## WHAT NEEDS TO BE DONE
In the listing that follows, how many lines hold the string "переменные"? Answer with the number only.

## PROVIDED RECORDS
★ ★ ★

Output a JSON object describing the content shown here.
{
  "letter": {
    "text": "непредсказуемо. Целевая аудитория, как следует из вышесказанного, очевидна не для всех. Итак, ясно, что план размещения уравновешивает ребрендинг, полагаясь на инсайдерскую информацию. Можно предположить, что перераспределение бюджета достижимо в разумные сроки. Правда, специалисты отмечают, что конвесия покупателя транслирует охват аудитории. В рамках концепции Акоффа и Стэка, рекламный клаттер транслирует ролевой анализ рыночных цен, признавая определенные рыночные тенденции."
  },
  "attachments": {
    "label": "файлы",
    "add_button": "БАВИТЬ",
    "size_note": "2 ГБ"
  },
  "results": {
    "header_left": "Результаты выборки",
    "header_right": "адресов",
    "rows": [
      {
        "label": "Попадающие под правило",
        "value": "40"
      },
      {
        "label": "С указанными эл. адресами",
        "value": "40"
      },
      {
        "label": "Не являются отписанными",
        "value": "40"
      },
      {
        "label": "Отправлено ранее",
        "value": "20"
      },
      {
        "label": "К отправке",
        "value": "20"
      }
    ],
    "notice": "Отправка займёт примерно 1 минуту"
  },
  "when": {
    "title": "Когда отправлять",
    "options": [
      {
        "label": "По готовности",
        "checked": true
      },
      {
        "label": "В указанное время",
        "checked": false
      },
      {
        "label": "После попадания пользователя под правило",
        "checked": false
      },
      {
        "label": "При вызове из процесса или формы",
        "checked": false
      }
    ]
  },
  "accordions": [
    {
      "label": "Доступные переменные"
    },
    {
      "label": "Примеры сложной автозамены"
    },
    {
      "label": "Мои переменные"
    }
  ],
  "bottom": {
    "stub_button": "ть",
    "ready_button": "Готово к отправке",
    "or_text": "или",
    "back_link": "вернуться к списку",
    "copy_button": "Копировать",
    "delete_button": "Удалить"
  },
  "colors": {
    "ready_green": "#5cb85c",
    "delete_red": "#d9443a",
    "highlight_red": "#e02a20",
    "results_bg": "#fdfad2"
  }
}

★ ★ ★

## ANSWER TO THE EXERCISE
2